Preliminary Legislative Redistricting Plan Approved Along Party Lines

A preliminary legislative redistricting plan was approved by the Legislative Reapportionment Commission on Monday.  The vote was split along party lines. The approval came after a half hour recess to allow the legislative leaders  time to look over each side’s final proposed maps.

The preliminary plan moves a senate district from the Pittsburgh area, now held by Senator Jim Brewster, a Democrat, to Monroe County. On the house side, it adds seats in Lehigh, Berks, Chester and York Counties while cutting districts in Erie and Philadelphia, and two in Allegheny County.

House Majority Leader Mike Turzai (R-Allegheny) says there are two current Republican seats and two current Democratic seats that would be moved, even though the population gains in the state, in the aggregate, have been significantly in Republican districts.  He says the loss in population has most significantly occurred in the western part of the state.

Senate Majority Leader Dominic Pileggi (R-Delaware) says six senate districts are currently based in Allegheny County.  He says combined, they’re more than 125,000 residents short of the ideal population for six senate districts., Four of them already stretch into other counties.
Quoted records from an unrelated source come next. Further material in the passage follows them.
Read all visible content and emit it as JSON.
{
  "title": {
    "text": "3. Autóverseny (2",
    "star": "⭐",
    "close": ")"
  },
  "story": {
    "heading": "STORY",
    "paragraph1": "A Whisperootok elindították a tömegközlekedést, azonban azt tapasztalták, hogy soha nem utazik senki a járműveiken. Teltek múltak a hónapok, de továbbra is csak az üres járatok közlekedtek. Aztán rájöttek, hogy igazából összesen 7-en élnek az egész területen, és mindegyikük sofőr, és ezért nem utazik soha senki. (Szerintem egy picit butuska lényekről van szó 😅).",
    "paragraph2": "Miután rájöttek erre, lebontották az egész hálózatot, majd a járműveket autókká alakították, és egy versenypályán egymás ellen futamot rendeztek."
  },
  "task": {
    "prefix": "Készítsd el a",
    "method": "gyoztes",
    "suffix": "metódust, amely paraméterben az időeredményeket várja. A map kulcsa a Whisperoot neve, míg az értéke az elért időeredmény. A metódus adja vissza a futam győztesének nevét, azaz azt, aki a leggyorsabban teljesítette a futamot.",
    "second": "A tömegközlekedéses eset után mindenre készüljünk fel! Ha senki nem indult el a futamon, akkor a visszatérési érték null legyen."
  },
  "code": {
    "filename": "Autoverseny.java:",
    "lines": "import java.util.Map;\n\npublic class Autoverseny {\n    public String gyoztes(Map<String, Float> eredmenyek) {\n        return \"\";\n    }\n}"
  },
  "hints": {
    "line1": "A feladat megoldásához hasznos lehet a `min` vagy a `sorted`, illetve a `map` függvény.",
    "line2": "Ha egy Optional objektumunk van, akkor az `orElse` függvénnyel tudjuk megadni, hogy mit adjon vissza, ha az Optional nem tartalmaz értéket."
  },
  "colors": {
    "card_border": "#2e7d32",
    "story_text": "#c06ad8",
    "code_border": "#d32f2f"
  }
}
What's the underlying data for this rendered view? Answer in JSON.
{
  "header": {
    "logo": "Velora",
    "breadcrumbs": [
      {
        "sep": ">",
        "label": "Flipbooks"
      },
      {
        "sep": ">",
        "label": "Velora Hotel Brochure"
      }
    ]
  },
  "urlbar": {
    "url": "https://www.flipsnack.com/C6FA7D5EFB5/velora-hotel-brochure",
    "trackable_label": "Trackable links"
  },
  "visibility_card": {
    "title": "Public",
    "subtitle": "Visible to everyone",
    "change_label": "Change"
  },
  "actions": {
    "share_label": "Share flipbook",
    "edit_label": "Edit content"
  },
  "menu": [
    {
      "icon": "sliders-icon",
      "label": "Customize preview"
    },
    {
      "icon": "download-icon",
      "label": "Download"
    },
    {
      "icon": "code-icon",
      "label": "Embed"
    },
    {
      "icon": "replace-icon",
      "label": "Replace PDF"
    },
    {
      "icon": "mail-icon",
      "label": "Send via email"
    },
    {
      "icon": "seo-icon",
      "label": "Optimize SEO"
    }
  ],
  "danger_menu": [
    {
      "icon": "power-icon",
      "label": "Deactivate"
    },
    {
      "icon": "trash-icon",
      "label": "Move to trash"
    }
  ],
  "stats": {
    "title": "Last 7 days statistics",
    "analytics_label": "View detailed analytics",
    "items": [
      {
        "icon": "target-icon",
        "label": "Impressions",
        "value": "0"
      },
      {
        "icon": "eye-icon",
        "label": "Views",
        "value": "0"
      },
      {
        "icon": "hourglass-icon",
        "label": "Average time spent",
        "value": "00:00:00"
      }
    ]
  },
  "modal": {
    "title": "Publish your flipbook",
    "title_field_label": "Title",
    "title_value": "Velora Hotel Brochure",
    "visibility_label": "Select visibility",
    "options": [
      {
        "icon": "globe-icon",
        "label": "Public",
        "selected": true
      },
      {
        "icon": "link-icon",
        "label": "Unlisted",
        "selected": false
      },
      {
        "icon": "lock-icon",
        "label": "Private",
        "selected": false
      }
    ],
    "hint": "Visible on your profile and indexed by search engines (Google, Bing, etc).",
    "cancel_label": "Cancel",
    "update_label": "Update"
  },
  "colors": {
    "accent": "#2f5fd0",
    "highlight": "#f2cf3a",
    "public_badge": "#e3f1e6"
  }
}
He says the proposal moves the lowest populated district, senate district 45.

Senate Minority Leader Jay Costa (D-Allegheny) says it’s not a fair plan, and not reasonable to all citizens and to their members.  He says the Republican map is not sincere; it does not follow the appropriate population numbers, the population change. He says the map also disenfranchises voters across the state and splits strong African American communities in Western Pennsylvania.

House Minority Leader Frank Dermody (D-Allegheny) called it bait and switch. He says the plan is not about fairness for the people of Pennsylvania, it’s about maintaining the Republican majority.

The commission is made up of the four leaders and State Superior Court Judge emeritus Stephen McEwen.  The deciding vote in the 3-2 tally was cast by McEwen. He set a November 18th hearing date to take public input on the preliminary plan.

The plan will sit for a thirty day public comment period. A copy of the proposed new legislative district lines was to be made available at the Commission’s web site,

Senator Costa told Judge McEwen he hopes they’ll be provided the opportunity to continue to negotiate the reapportionment process, to further refine the plan Costa says was adopted along party lines.  McEwen said he would certainly be open to further negotiation and compromise, and would be delighted to hear that negotiations had been somewhat successful.

The changes are based on 2010 census  numbers for Pennsylvania.

Judge Stephen McEwen